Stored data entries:

· · · ·

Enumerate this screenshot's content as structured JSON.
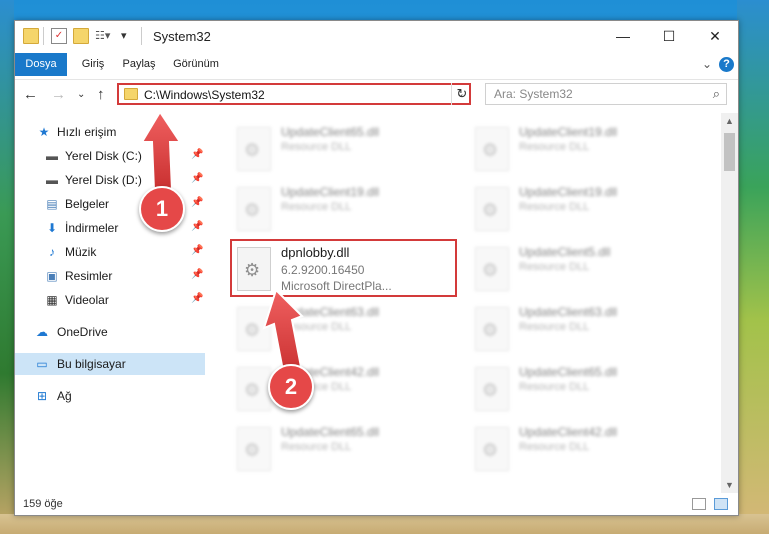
{
  "window": {
    "title": "System32"
  },
  "ribbon": {
    "tabs": [
      "Dosya",
      "Giriş",
      "Paylaş",
      "Görünüm"
    ]
  },
  "nav": {
    "address": "C:\\Windows\\System32",
    "search_placeholder": "Ara: System32"
  },
  "sidebar": {
    "items": [
      {
        "label": "Hızlı erişim",
        "icon": "star-icon"
      },
      {
        "label": "Yerel Disk (C:)",
        "icon": "drive-icon",
        "pinned": true
      },
      {
        "label": "Yerel Disk (D:)",
        "icon": "drive-icon",
        "pinned": true
      },
      {
        "label": "Belgeler",
        "icon": "documents-icon",
        "pinned": true
      },
      {
        "label": "İndirmeler",
        "icon": "download-icon",
        "pinned": true
      },
      {
        "label": "Müzik",
        "icon": "music-icon",
        "pinned": true
      },
      {
        "label": "Resimler",
        "icon": "pictures-icon",
        "pinned": true
      },
      {
        "label": "Videolar",
        "icon": "videos-icon",
        "pinned": true
      },
      {
        "label": "OneDrive",
        "icon": "cloud-icon"
      },
      {
        "label": "Bu bilgisayar",
        "icon": "computer-icon",
        "selected": true
      },
      {
        "label": "Ağ",
        "icon": "network-icon"
      }
    ]
  },
  "files": [
    {
      "name": "UpdateClient65.dll",
      "sub1": "Resource DLL"
    },
    {
      "name": "UpdateClient19.dll",
      "sub1": "Resource DLL"
    },
    {
      "name": "UpdateClient19.dll",
      "sub1": "Resource DLL"
    },
    {
      "name": "UpdateClient19.dll",
      "sub1": "Resource DLL"
    },
    {
      "name": "dpnlobby.dll",
      "sub1": "6.2.9200.16450",
      "sub2": "Microsoft DirectPla..."
    },
    {
      "name": "UpdateClient5.dll",
      "sub1": "Resource DLL"
    },
    {
      "name": "UpdateClient63.dll",
      "sub1": "Resource DLL"
    },
    {
      "name": "UpdateClient63.dll",
      "sub1": "Resource DLL"
    },
    {
      "name": "UpdateClient42.dll",
      "sub1": "Resource DLL"
    },
    {
      "name": "UpdateClient65.dll",
      "sub1": "Resource DLL"
    },
    {
      "name": "UpdateClient65.dll",
      "sub1": "Resource DLL"
    },
    {
      "name": "UpdateClient42.dll",
      "sub1": "Resource DLL"
    }
  ],
  "status": {
    "count": "159 öğe"
  },
  "annotations": {
    "badge1": "1",
    "badge2": "2"
  },
  "colors": {
    "accent": "#1979ca",
    "highlight": "#d33a3a",
    "badge": "#e54848"
  }
}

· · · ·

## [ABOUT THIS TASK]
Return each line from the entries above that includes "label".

## [RESULT FOR THIS EXERCISE]
        "label": "Hızlı erişim",
        "label": "Yerel Disk (C:)",
        "label": "Yerel Disk (D:)",
        "label": "Belgeler",
        "label": "İndirmeler",
        "label": "Müzik",
        "label": "Resimler",
        "label": "Videolar",
        "label": "OneDrive",
        "label": "Bu bilgisayar",
        "label": "Ağ",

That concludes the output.